Instructions to follow: List, from the lines below, each one with "text" in it.

(Interface dataset entries)
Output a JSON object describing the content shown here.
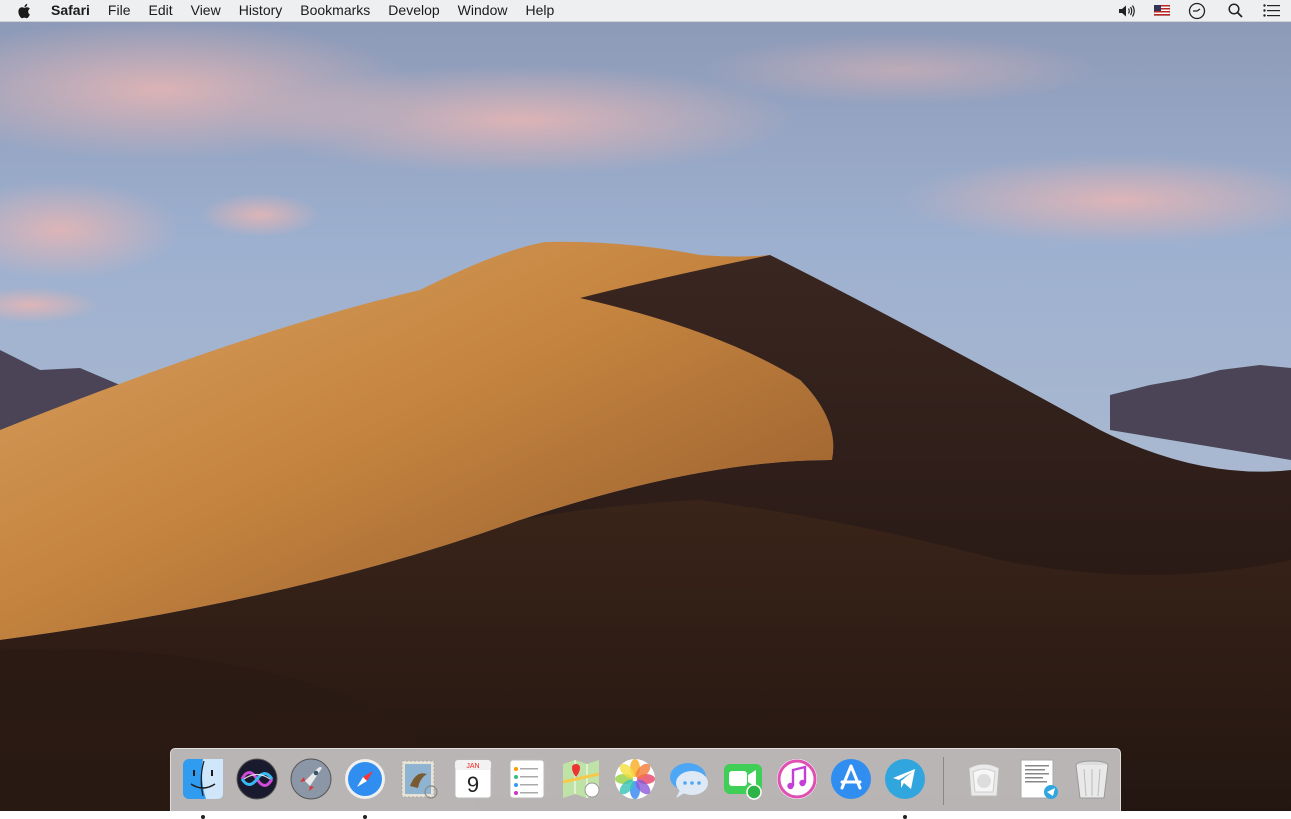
{
  "menubar": {
    "apple_icon": "apple-logo-icon",
    "app_name": "Safari",
    "menus": [
      "File",
      "Edit",
      "View",
      "History",
      "Bookmarks",
      "Develop",
      "Window",
      "Help"
    ],
    "status_icons": [
      "volume-icon",
      "us-flag-input-icon",
      "time-machine-icon",
      "spotlight-search-icon",
      "notification-center-icon"
    ]
  },
  "dock": {
    "apps": [
      {
        "name": "Finder",
        "icon": "finder-icon",
        "running": true
      },
      {
        "name": "Siri",
        "icon": "siri-icon",
        "running": false
      },
      {
        "name": "Launchpad",
        "icon": "launchpad-icon",
        "running": false
      },
      {
        "name": "Safari",
        "icon": "safari-icon",
        "running": true
      },
      {
        "name": "Mail",
        "icon": "mail-stamp-icon",
        "running": false
      },
      {
        "name": "Calendar",
        "icon": "calendar-icon",
        "running": false
      },
      {
        "name": "Reminders",
        "icon": "reminders-icon",
        "running": false
      },
      {
        "name": "Maps",
        "icon": "maps-icon",
        "running": false
      },
      {
        "name": "Photos",
        "icon": "photos-icon",
        "running": false
      },
      {
        "name": "Messages",
        "icon": "messages-icon",
        "running": false
      },
      {
        "name": "FaceTime",
        "icon": "facetime-icon",
        "running": false
      },
      {
        "name": "iTunes",
        "icon": "itunes-icon",
        "running": false
      },
      {
        "name": "App Store",
        "icon": "app-store-icon",
        "running": false
      },
      {
        "name": "Telegram",
        "icon": "telegram-icon",
        "running": true
      }
    ],
    "others": [
      {
        "name": "Downloads stack",
        "icon": "downloads-stack-icon"
      },
      {
        "name": "Document stack",
        "icon": "document-stack-icon"
      },
      {
        "name": "Trash",
        "icon": "trash-icon"
      }
    ],
    "calendar": {
      "month": "JAN",
      "day": "9"
    }
  },
  "colors": {
    "menubar_bg": "#f4f4f4",
    "dune_light": "#c98a45",
    "dune_shadow": "#2c1a14",
    "sky": "#9fb1ce"
  }
}
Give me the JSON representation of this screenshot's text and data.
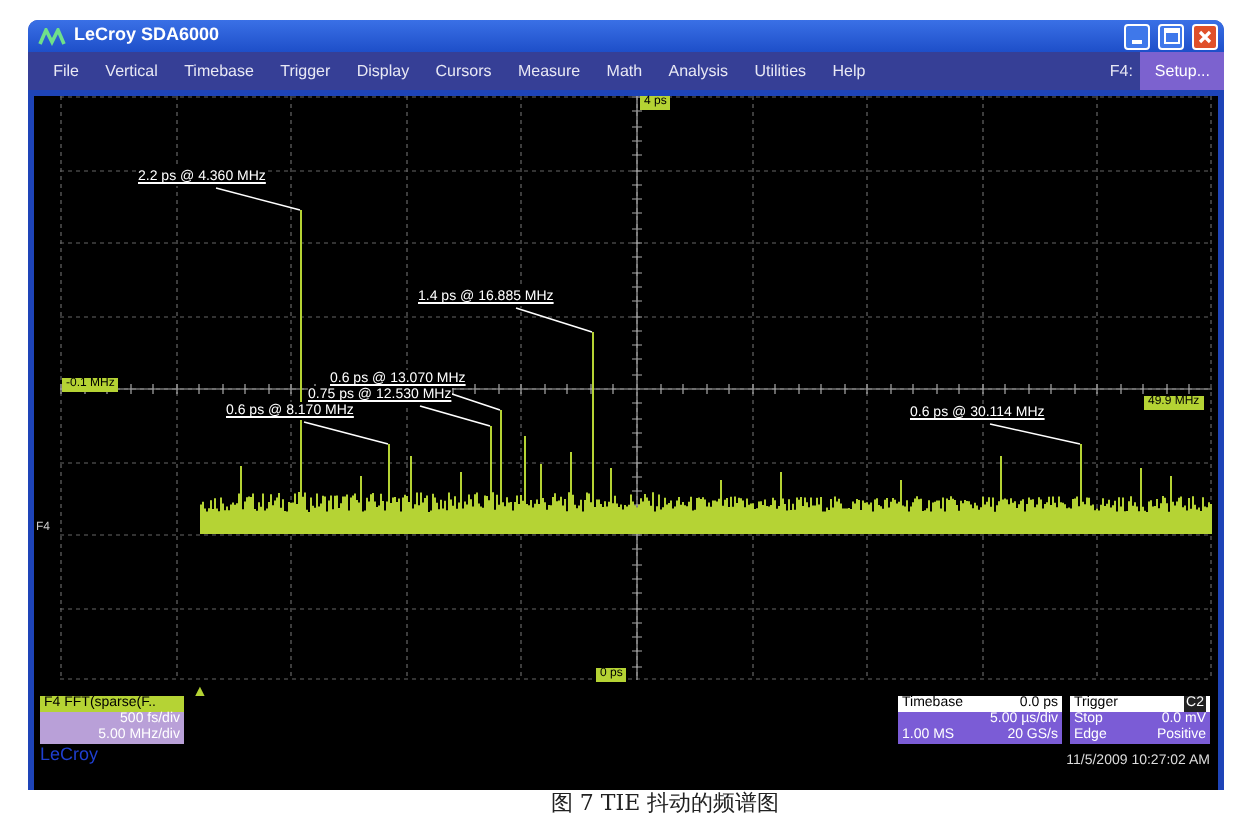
{
  "window": {
    "title": "LeCroy SDA6000"
  },
  "menu": [
    "File",
    "Vertical",
    "Timebase",
    "Trigger",
    "Display",
    "Cursors",
    "Measure",
    "Math",
    "Analysis",
    "Utilities",
    "Help"
  ],
  "function_key": {
    "label": "F4:",
    "button": "Setup..."
  },
  "plot": {
    "axis_tags": [
      {
        "kind": "left",
        "text": "-0.1 MHz"
      },
      {
        "kind": "right",
        "text": "49.9 MHz"
      },
      {
        "kind": "top",
        "text": "4 ps"
      },
      {
        "kind": "bottom",
        "text": "0 ps"
      }
    ],
    "trace_label": "F4",
    "trigger_marker": "▲",
    "annotations": [
      {
        "text": "2.2 ps @ 4.360 MHz"
      },
      {
        "text": "1.4 ps @ 16.885 MHz"
      },
      {
        "text": "0.6 ps @ 13.070 MHz"
      },
      {
        "text": "0.75 ps @ 12.530 MHz"
      },
      {
        "text": "0.6 ps @ 8.170 MHz"
      },
      {
        "text": "0.6 ps @ 30.114 MHz"
      }
    ]
  },
  "trace_panel": {
    "title": "F4 FFT(sparse(F..",
    "scale": "500 fs/div",
    "span": "5.00 MHz/div"
  },
  "brand": "LeCroy",
  "timebase": {
    "title": "Timebase",
    "delay": "0.0 ps",
    "scale": "5.00 µs/div",
    "samples": "1.00 MS",
    "rate": "20 GS/s"
  },
  "trigger": {
    "title": "Trigger",
    "source": "C2",
    "mode": "Stop",
    "threshold": "0.0 mV",
    "type": "Edge",
    "slope": "Positive"
  },
  "timestamp": "11/5/2009 10:27:02 AM",
  "caption": "图 7 TIE 抖动的频谱图"
}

Output:
Give me the JSON representation of this screenshot's text and data.
        "text": "-0.1 MHz"
        "text": "49.9 MHz"
        "text": "4 ps"
        "text": "0 ps"
        "text": "2.2 ps @ 4.360 MHz"
        "text": "1.4 ps @ 16.885 MHz"
        "text": "0.6 ps @ 13.070 MHz"
        "text": "0.75 ps @ 12.530 MHz"
        "text": "0.6 ps @ 8.170 MHz"
        "text": "0.6 ps @ 30.114 MHz"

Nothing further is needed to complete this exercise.